Excerpted data section start

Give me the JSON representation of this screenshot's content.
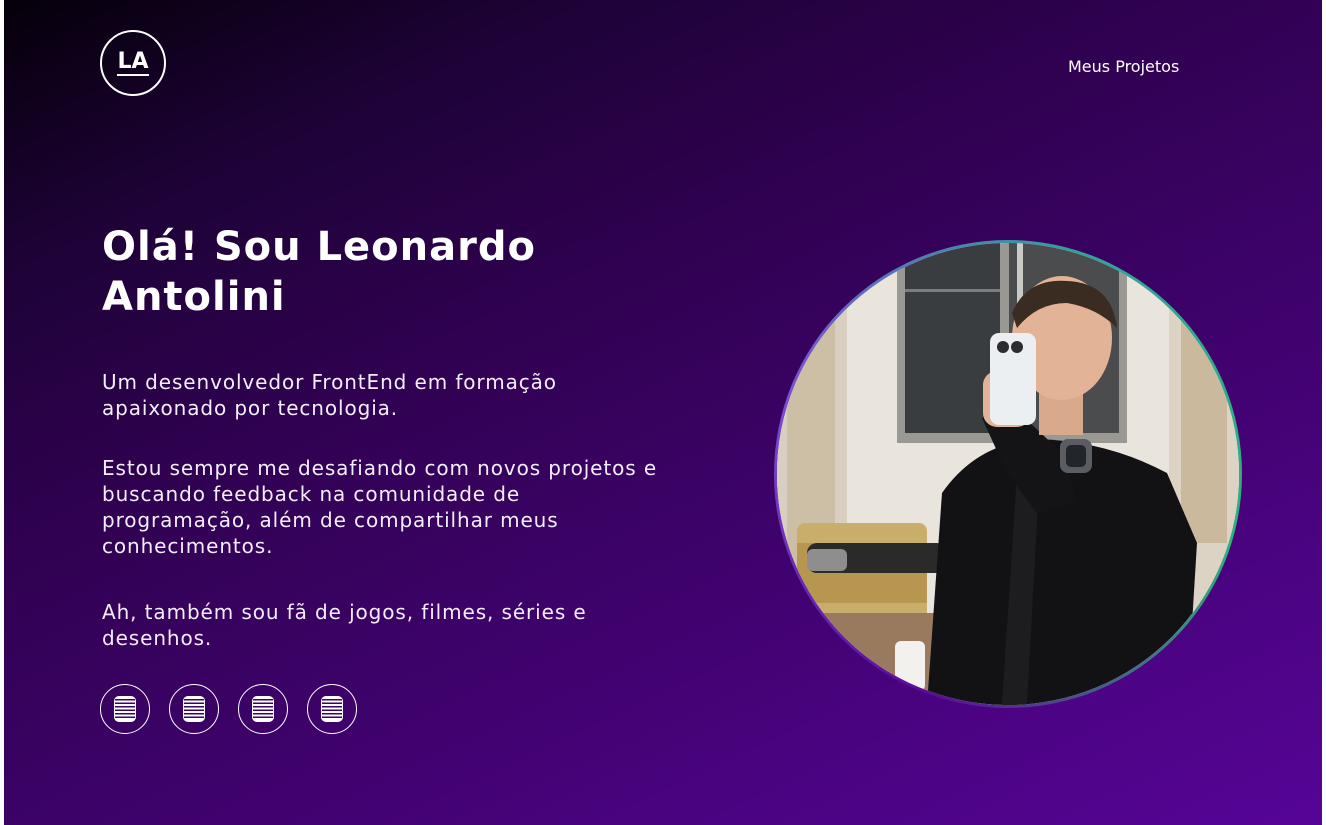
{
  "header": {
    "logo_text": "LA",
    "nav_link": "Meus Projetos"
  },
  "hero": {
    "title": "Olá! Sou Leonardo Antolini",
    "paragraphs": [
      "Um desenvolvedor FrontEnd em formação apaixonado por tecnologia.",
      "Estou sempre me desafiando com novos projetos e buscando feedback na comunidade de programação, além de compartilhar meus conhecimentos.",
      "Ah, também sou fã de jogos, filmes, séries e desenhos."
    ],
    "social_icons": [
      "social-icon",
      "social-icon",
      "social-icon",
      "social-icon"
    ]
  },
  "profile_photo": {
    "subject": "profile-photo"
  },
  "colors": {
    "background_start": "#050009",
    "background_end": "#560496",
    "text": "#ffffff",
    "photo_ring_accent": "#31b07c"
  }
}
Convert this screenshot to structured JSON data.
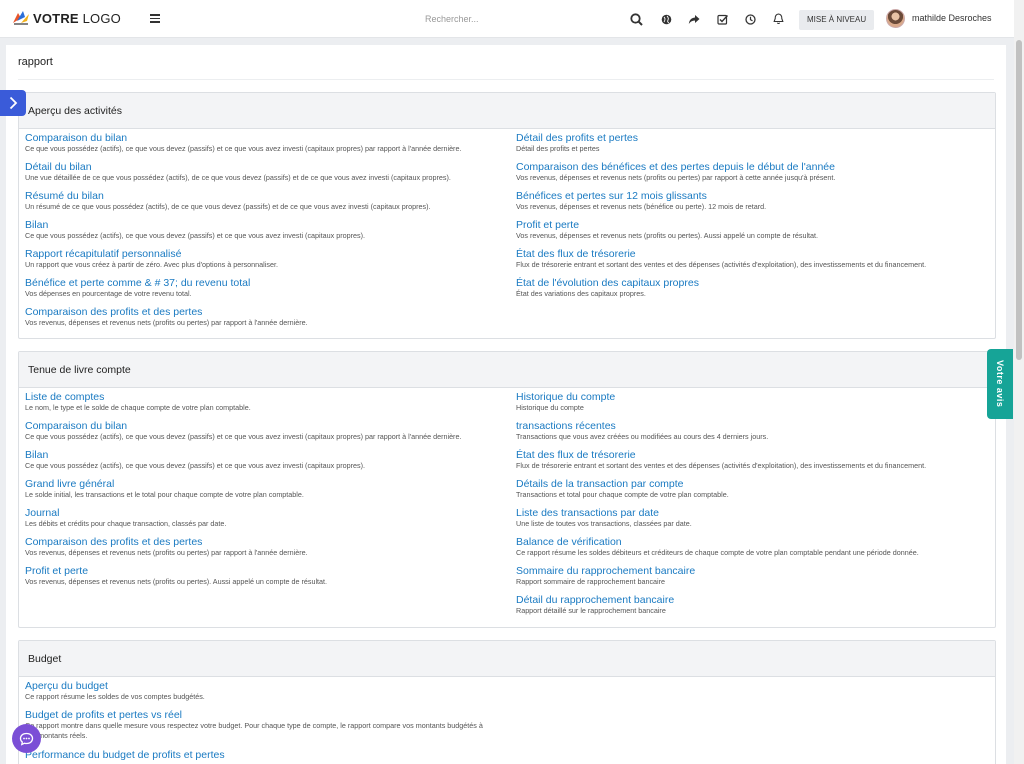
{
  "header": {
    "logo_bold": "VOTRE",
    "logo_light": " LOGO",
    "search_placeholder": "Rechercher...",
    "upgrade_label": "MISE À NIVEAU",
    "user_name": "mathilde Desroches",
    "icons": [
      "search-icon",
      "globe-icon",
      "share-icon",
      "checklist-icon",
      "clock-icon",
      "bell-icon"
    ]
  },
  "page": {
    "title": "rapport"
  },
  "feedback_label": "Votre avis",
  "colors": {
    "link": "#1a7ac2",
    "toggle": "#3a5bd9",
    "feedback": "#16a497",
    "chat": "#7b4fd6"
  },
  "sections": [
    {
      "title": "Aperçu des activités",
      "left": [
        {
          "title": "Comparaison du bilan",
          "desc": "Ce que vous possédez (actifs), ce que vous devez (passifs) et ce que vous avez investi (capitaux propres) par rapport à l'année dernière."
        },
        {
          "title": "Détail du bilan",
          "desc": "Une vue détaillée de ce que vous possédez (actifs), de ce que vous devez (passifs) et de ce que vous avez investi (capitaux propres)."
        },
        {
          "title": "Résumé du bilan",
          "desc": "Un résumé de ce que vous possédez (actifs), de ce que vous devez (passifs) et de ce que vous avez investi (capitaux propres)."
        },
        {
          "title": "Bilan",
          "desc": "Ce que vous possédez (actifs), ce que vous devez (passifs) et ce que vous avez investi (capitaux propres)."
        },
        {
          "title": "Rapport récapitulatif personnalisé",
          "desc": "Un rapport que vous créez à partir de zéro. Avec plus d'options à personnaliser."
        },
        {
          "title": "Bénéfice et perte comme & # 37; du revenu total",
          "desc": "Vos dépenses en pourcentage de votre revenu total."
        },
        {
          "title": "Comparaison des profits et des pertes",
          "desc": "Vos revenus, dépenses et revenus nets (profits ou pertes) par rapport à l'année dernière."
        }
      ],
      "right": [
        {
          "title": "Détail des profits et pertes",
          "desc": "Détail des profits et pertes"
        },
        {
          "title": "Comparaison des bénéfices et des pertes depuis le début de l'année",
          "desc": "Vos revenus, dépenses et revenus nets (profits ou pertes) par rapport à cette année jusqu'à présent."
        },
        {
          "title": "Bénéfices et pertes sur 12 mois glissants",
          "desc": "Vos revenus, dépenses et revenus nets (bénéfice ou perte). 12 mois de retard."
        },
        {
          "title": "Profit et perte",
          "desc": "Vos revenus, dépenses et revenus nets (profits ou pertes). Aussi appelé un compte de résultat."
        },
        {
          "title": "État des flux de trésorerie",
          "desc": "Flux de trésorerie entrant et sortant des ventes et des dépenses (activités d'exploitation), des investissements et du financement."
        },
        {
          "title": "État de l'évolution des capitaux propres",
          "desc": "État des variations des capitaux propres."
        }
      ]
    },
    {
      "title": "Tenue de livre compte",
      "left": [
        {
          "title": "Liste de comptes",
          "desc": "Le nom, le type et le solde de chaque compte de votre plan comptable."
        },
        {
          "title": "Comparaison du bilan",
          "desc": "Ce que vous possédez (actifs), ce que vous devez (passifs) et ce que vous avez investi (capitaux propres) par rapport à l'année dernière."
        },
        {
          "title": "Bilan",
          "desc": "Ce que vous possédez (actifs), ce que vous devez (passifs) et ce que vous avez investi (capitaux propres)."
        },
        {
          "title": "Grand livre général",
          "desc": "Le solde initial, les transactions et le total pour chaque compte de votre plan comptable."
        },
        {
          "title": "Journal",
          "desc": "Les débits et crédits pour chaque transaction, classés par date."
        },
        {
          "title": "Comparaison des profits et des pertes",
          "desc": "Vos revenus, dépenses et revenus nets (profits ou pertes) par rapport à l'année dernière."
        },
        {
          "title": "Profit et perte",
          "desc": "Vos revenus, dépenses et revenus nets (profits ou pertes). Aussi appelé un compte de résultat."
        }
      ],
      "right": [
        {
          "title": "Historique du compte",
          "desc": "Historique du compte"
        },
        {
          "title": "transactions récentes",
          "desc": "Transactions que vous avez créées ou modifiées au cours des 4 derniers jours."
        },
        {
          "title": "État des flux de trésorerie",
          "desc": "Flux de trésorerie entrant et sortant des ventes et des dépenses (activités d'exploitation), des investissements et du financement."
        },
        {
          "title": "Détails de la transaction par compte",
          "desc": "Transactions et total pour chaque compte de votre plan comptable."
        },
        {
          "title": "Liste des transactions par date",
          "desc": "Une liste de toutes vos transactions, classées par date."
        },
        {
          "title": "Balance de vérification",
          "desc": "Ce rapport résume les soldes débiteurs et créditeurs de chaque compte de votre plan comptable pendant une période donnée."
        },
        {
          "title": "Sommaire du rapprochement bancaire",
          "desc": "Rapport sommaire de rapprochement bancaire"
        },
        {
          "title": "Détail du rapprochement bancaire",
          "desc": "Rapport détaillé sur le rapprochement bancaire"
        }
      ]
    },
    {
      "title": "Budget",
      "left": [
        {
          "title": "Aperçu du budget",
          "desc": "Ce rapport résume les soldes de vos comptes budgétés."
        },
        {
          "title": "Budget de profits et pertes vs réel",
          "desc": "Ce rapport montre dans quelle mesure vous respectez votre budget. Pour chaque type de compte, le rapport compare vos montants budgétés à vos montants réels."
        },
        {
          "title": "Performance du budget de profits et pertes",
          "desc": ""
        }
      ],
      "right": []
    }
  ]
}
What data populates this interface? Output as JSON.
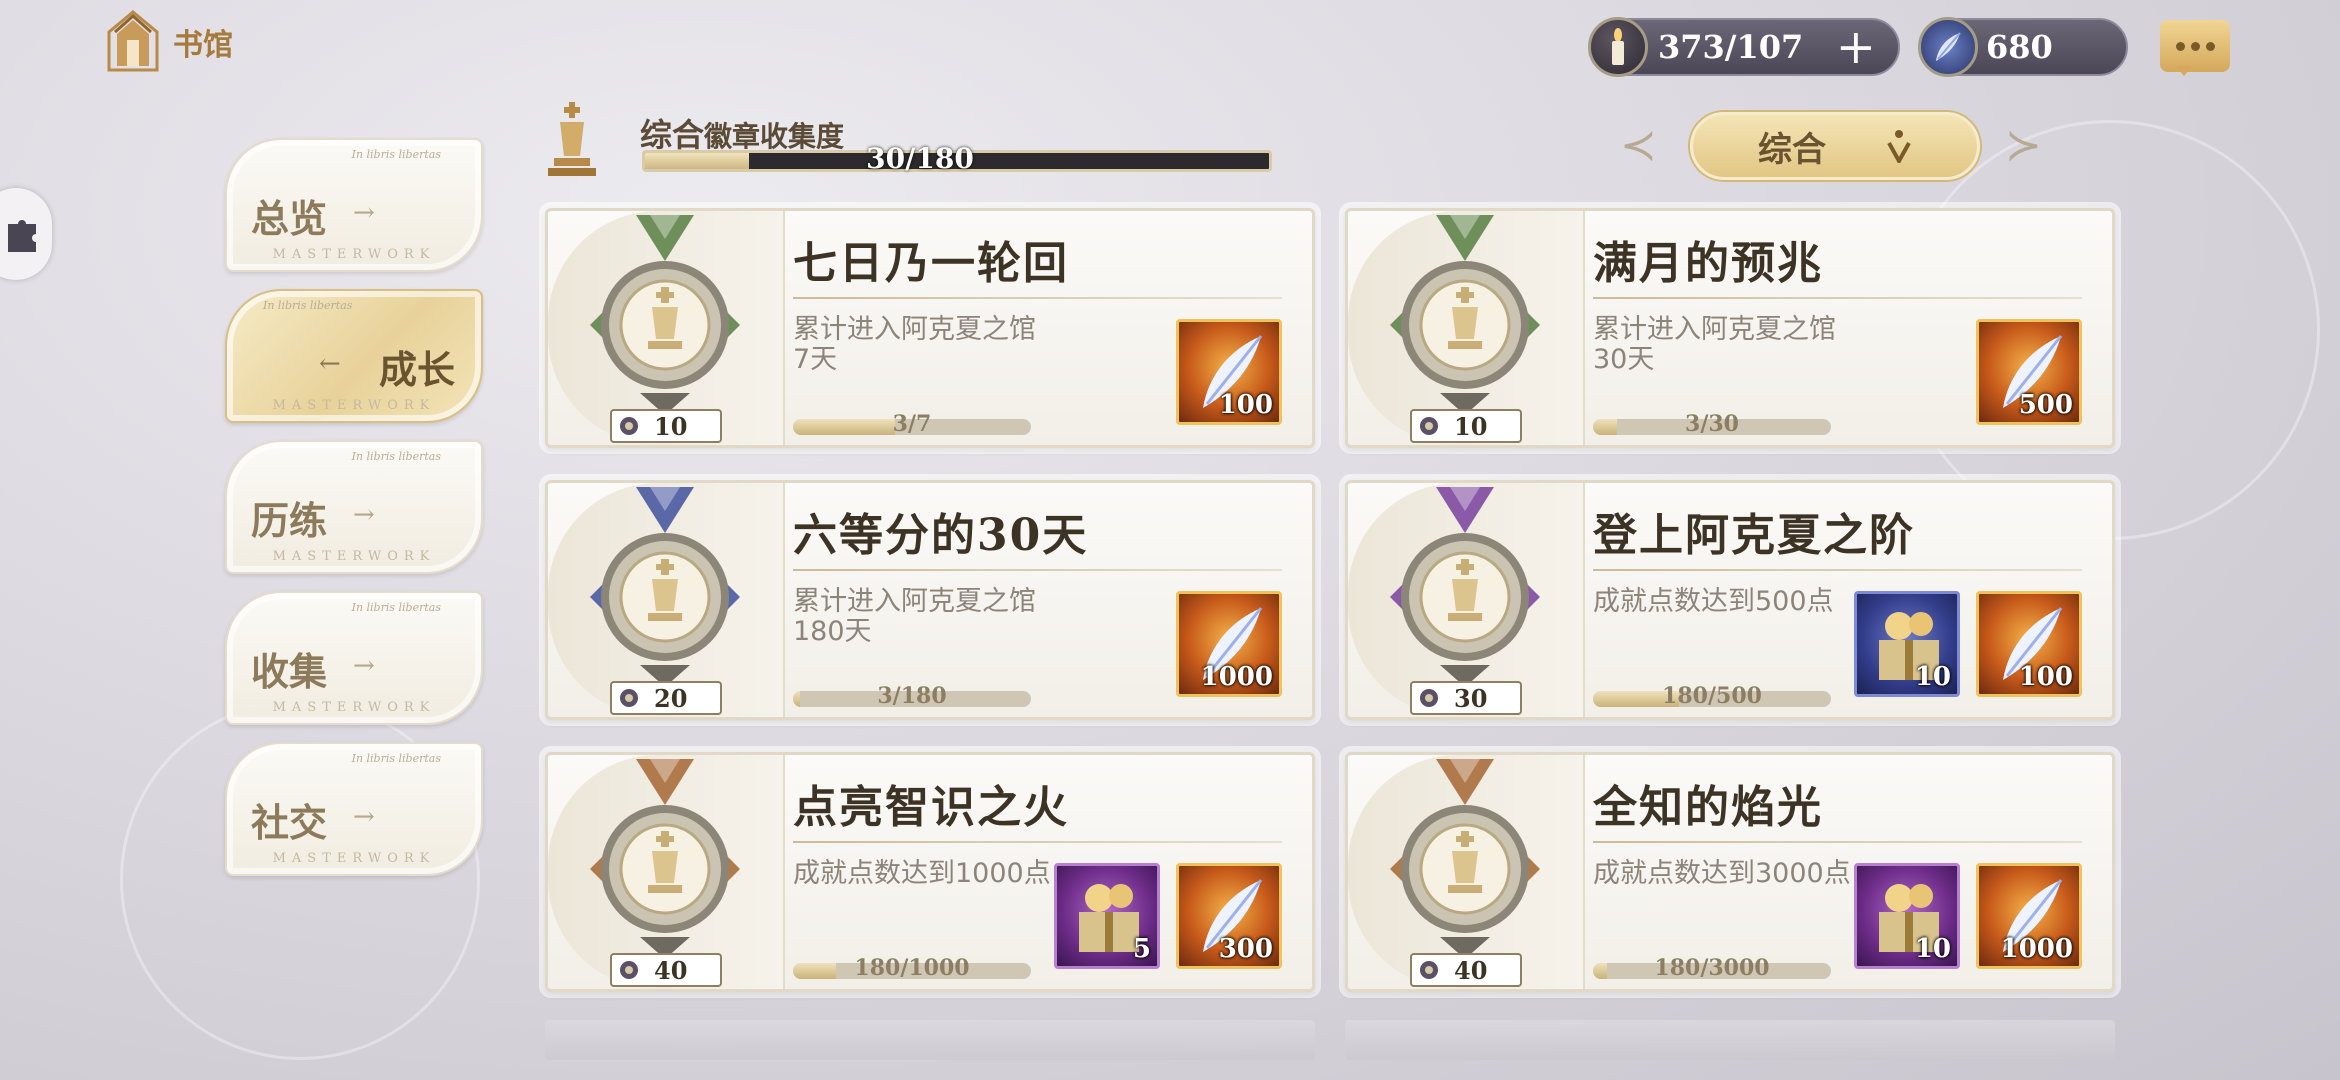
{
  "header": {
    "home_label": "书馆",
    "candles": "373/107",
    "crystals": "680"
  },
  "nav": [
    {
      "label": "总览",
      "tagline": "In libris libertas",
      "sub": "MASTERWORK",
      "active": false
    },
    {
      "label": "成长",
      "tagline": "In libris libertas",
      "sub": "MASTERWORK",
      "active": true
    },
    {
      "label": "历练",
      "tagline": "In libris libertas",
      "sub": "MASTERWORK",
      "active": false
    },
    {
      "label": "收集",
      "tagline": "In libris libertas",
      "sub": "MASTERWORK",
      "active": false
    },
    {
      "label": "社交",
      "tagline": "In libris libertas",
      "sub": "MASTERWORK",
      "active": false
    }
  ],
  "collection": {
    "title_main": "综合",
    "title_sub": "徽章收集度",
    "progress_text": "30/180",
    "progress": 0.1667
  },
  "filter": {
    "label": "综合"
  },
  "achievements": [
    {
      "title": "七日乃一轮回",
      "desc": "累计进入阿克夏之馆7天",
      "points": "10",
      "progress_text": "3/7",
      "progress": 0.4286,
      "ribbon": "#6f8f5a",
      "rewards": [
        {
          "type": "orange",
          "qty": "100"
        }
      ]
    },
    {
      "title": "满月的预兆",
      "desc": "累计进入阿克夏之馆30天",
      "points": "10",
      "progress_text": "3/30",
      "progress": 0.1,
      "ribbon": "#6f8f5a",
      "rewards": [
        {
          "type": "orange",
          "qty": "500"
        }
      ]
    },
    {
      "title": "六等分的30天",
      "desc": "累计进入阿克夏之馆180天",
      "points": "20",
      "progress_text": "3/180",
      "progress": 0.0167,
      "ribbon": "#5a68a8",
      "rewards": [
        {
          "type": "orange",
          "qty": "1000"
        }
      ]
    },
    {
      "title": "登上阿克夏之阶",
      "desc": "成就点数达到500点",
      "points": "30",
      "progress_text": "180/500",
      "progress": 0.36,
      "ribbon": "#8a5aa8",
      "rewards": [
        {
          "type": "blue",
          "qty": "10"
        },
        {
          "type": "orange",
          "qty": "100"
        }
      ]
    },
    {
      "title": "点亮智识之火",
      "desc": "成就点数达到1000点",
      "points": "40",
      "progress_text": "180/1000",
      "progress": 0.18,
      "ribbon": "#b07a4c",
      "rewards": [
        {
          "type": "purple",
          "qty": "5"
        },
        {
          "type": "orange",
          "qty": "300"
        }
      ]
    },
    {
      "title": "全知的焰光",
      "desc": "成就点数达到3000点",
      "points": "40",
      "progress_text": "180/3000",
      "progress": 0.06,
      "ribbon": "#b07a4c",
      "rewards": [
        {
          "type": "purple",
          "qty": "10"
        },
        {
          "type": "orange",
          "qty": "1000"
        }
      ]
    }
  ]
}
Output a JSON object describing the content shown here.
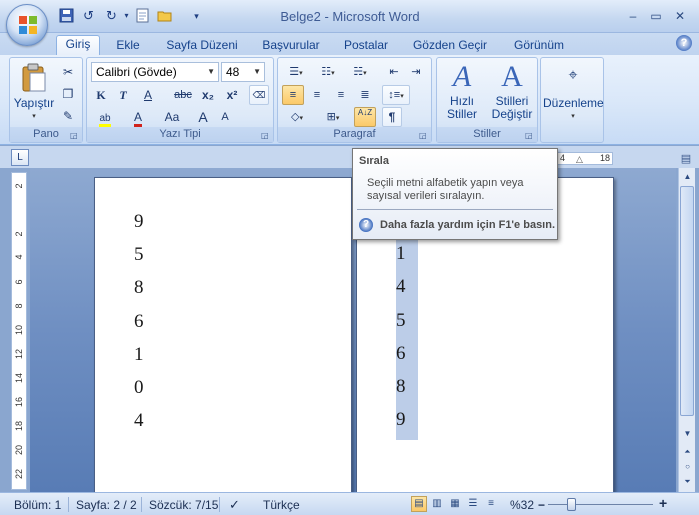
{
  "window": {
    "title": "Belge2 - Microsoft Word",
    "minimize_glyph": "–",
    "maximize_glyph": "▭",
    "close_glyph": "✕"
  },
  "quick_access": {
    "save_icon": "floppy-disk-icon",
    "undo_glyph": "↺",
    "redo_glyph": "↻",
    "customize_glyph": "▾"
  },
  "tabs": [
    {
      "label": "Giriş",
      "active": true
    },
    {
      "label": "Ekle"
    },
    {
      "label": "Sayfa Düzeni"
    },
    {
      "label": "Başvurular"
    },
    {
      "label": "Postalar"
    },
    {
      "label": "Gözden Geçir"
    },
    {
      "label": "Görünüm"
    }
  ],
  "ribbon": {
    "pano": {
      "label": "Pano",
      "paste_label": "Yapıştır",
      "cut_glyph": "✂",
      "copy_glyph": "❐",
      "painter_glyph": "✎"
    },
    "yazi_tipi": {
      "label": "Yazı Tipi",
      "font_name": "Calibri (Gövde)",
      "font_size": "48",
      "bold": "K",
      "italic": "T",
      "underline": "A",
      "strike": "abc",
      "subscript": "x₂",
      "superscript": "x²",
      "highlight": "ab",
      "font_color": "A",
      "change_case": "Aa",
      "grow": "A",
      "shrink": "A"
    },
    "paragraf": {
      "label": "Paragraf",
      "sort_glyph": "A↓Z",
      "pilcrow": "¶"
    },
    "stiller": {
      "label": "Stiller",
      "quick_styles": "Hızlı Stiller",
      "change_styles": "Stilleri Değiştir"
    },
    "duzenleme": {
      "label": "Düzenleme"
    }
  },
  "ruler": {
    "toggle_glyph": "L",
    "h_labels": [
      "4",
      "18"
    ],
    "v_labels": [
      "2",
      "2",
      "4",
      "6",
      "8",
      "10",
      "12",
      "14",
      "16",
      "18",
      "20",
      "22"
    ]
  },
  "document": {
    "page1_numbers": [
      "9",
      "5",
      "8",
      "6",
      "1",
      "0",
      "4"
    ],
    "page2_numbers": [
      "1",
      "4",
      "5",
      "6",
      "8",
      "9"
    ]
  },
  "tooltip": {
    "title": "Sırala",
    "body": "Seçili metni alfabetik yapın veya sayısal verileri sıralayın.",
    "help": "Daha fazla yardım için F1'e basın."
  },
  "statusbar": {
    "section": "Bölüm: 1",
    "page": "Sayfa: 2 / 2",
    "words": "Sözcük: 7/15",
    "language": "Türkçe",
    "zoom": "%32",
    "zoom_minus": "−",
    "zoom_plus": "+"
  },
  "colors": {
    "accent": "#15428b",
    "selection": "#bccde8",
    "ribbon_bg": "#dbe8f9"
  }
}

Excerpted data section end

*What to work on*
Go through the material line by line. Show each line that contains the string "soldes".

*Answer box*
          "desc": "Ce rapport résume les soldes débiteurs et créditeurs de chaque compte de votre plan comptable pendant une période donnée."
          "desc": "Ce rapport résume les soldes de vos comptes budgétés."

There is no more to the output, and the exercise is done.